 University of California, Berkeley (USA), and Max Planck Institute for Demographic Research, Rostock, (Germany). (2017). Human mortality database. Available at http://www.mortality.org.
 Van Den Berg, G. J. (1860). Befolknings statistik in: Underdaniga berattelse for dren 1856–1860, ny folijd II, 3. Stockholm, Statistika CentralByrans.Google Scholar
 Vandeschrick, C. (2001). The Lexis diagram, a misnomer. Demographic Research, 4(3), 97–124. DOI 10.4054/DemRes.2001.4.3, http://www.demographicresearch.org/volumes/vol4/3/.CrossRefGoogle Scholar
 Vaupel, J. W., Gambill, B. A., & Yashin, A. I. (1985a). Contour maps of population surfaces. Tech. Rep. RR–85–47, International Institute for Applied Systems Analysis (IIASA), Laxenburg, A.Google Scholar
 Vaupel, J. W., Gambill, B. A., & Yashin, A. I., Bernstein, A. J. (1985b). Contour maps of demographic surfaces. Tech. Rep. RR–85–33, International Institute for Applied Systems Analysis (IIASA), Laxenburg, A.Google Scholar
 Vaupel, J. W., Gambill, B. A., & Yashin, A. I. (1987). Thousands of data at a glance: Shaded contour maps of demographic surfaces. Tech. Rep. RR–87–16, International Institute for Applied Systems Analysis (IIASA), Laxenburg, A.Google Scholar
 Vaupel, J. W., Zhenglian, W., Andreev, K. F., & Yashin, A. I. (1997). Population data at a glance: Shaded contour maps of demographic surfaces over age and time (Odense Monographs on Population Aging, Vol. 4). Odense: University Press of Southern Denmark.Google Scholar
 Wang, H., & Preston, S. H. (2009). Forecasting United States mortality using cohort smoking histories. Proceedings of the National Academy of Sciences, 106(2), 393–398. DOI 10.1073/pnas.0811809106, http://www.pnas.org/content/106/2/393.abstract, http://www.pnas.org/content/106/2/393.full.pdf.
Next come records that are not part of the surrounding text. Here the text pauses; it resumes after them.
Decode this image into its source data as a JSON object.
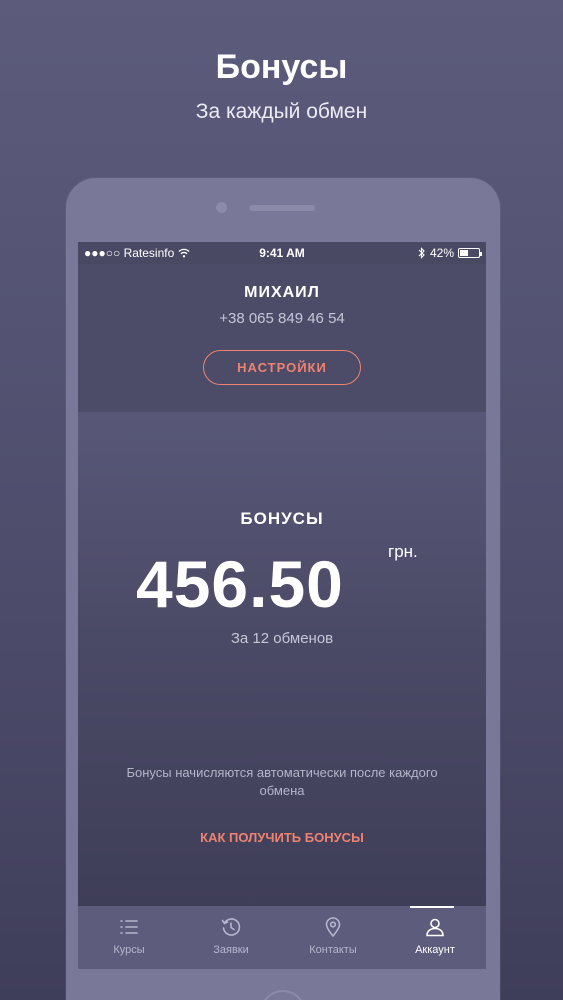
{
  "promo": {
    "title": "Бонусы",
    "subtitle": "За каждый обмен"
  },
  "status_bar": {
    "carrier": "●●●○○ Ratesinfo",
    "time": "9:41 AM",
    "battery": "42%",
    "battery_level": 0.42
  },
  "profile": {
    "name": "МИХАИЛ",
    "phone": "+38 065 849 46 54",
    "settings_label": "НАСТРОЙКИ"
  },
  "bonus": {
    "label": "БОНУСЫ",
    "amount": "456.50",
    "currency": "грн.",
    "exchanges": "За 12 обменов",
    "note": "Бонусы начисляются автоматически после каждого обмена",
    "how_to_label": "КАК ПОЛУЧИТЬ БОНУСЫ"
  },
  "tabs": [
    {
      "label": "Курсы",
      "icon": "list-icon",
      "active": false
    },
    {
      "label": "Заявки",
      "icon": "history-icon",
      "active": false
    },
    {
      "label": "Контакты",
      "icon": "location-pin-icon",
      "active": false
    },
    {
      "label": "Аккаунт",
      "icon": "user-icon",
      "active": true
    }
  ],
  "colors": {
    "accent": "#ef8270",
    "background": "#4a4964",
    "tab_bar": "#5d5c7d"
  }
}
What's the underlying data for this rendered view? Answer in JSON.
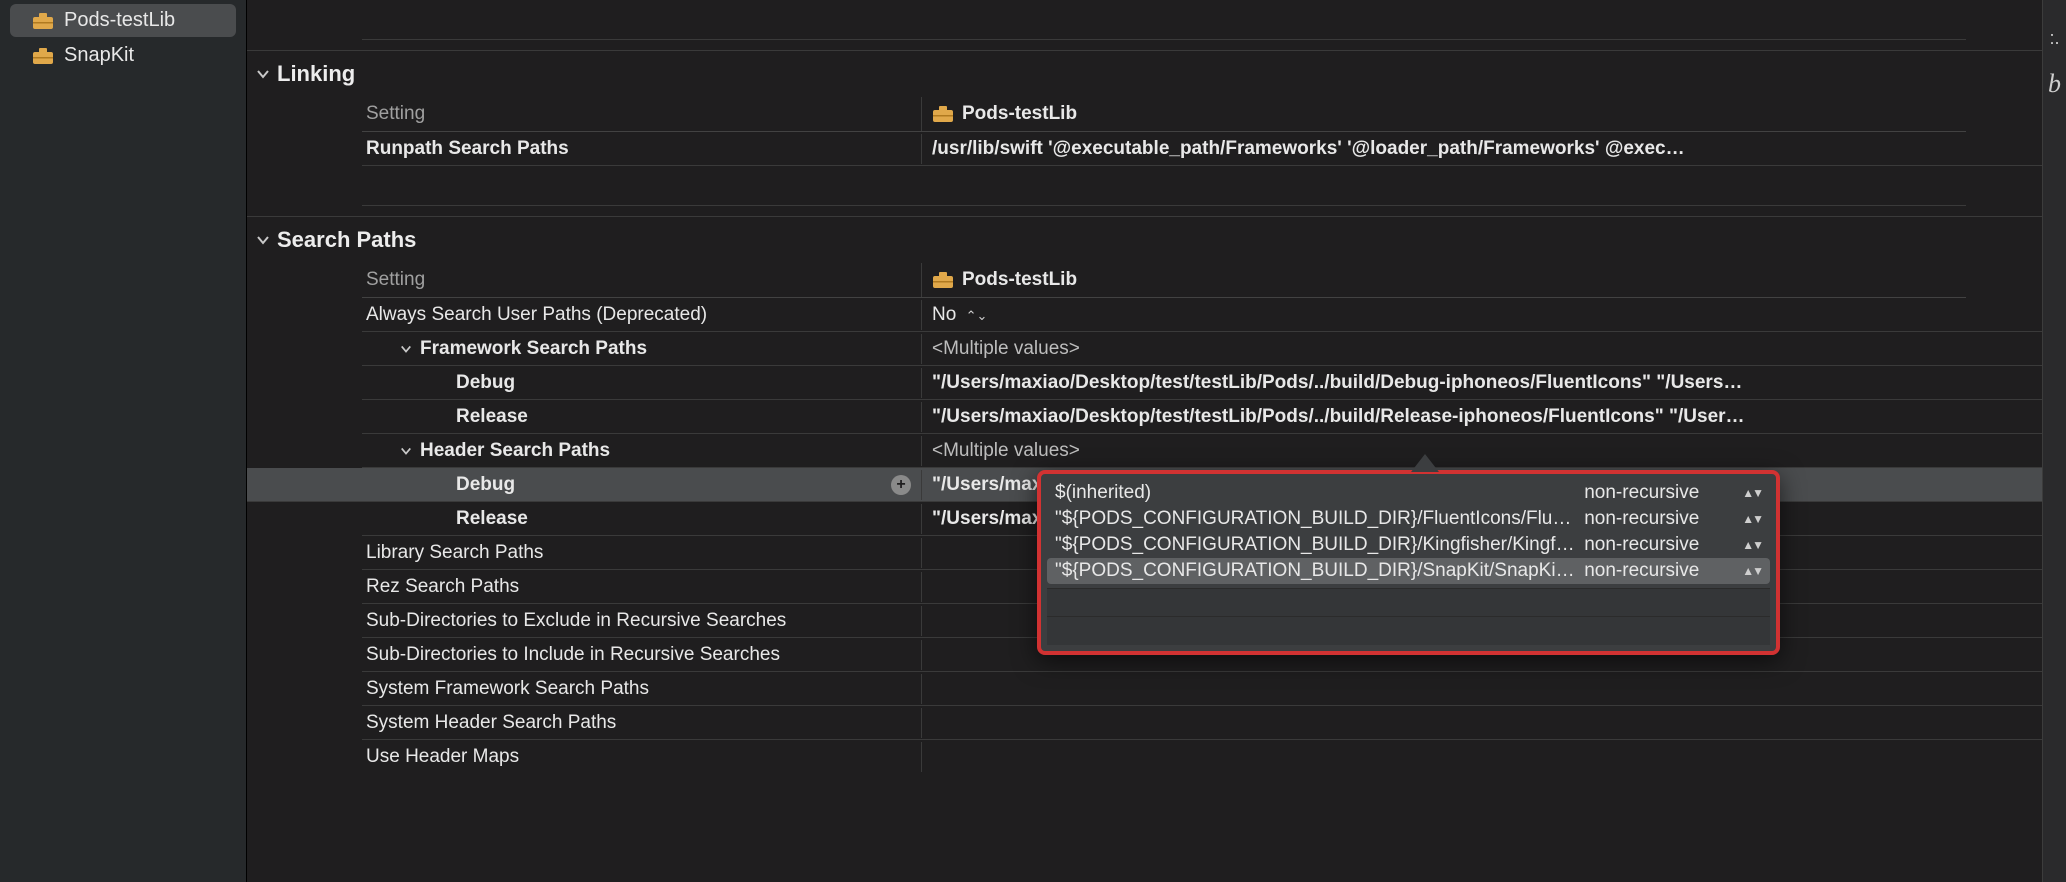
{
  "sidebar": {
    "items": [
      {
        "label": "Pods-testLib",
        "selected": true
      },
      {
        "label": "SnapKit",
        "selected": false
      }
    ]
  },
  "right_gutter": {
    "top": ":.",
    "bottom": "b"
  },
  "sections": {
    "linking": {
      "title": "Linking",
      "column_setting": "Setting",
      "column_target": "Pods-testLib",
      "rows": [
        {
          "label": "Runpath Search Paths",
          "value": "/usr/lib/swift '@executable_path/Frameworks' '@loader_path/Frameworks' @exec…"
        }
      ]
    },
    "search_paths": {
      "title": "Search Paths",
      "column_setting": "Setting",
      "column_target": "Pods-testLib",
      "always_search": {
        "label": "Always Search User Paths (Deprecated)",
        "value": "No"
      },
      "framework_search": {
        "label": "Framework Search Paths",
        "value": "<Multiple values>",
        "debug_label": "Debug",
        "debug_value": "\"/Users/maxiao/Desktop/test/testLib/Pods/../build/Debug-iphoneos/FluentIcons\" \"/Users…",
        "release_label": "Release",
        "release_value": "\"/Users/maxiao/Desktop/test/testLib/Pods/../build/Release-iphoneos/FluentIcons\" \"/User…"
      },
      "header_search": {
        "label": "Header Search Paths",
        "value": "<Multiple values>",
        "debug_label": "Debug",
        "debug_value": "\"/Users/maxiao/Desktop/test/testLib/Pods/../build/Debug-iphoneos/FluentIcons/FluentIc…",
        "release_label": "Release",
        "release_value": "\"/Users/maxiao/Desktop/test/testLib/Pods/../build/Release-iphoneos/FluentIcons/FluentI…"
      },
      "library_search": {
        "label": "Library Search Paths"
      },
      "rez_search": {
        "label": "Rez Search Paths"
      },
      "subdirs_exclude": {
        "label": "Sub-Directories to Exclude in Recursive Searches"
      },
      "subdirs_include": {
        "label": "Sub-Directories to Include in Recursive Searches"
      },
      "sys_framework": {
        "label": "System Framework Search Paths"
      },
      "sys_header": {
        "label": "System Header Search Paths"
      },
      "use_header_maps": {
        "label": "Use Header Maps"
      }
    }
  },
  "popover": {
    "rows": [
      {
        "path": "$(inherited)",
        "scope": "non-recursive"
      },
      {
        "path": "\"${PODS_CONFIGURATION_BUILD_DIR}/FluentIcons/FluentIcons.fram…",
        "scope": "non-recursive"
      },
      {
        "path": "\"${PODS_CONFIGURATION_BUILD_DIR}/Kingfisher/Kingfisher.framew…",
        "scope": "non-recursive"
      },
      {
        "path": "\"${PODS_CONFIGURATION_BUILD_DIR}/SnapKit/SnapKit.framework/H…",
        "scope": "non-recursive"
      }
    ]
  }
}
 Wilmoth, J. R. (2006). Ageperiodcohort models in demography. In G. Caselli, J. Vallin, & G. Wunsch (Eds.), Demography. Analysis and synthesis (Vol. I, Chap. 18, pp. 227–236). Elsevier, Amsterdam.Google Scholar
 Yen, C. J., Chao, C. L., Sung, F. C., Chen, W. J., Liau, C. S., & Lee, Y. T. (2000). Seasonal effects on cardiovascular mortality in older patients. Age & Ageing, 29, 186–187.CrossRefGoogle Scholar
Copyright information
Open Access This chapter is distributed under the terms of the Creative Commons Attribution 4.0 International License (http://creativecommons.org/licenses/by/4.0/), which permits use, duplication, adaptation, distribution, and reproduction in any medium or format, as long as you give appropriate credit to the original author(s) and the source, a link is provided to the Creative Commons license, and any changes made are indicated.
The images or other third party material in this book are included in the work’s Creative Commons license, unless indicated otherwise in the credit line; if such material is not included in the work’s Creative Commons license and the respective action is not permitted by statutory regulation, users will need to obtain permission from the license holder to duplicate, adapt or reproduce the material.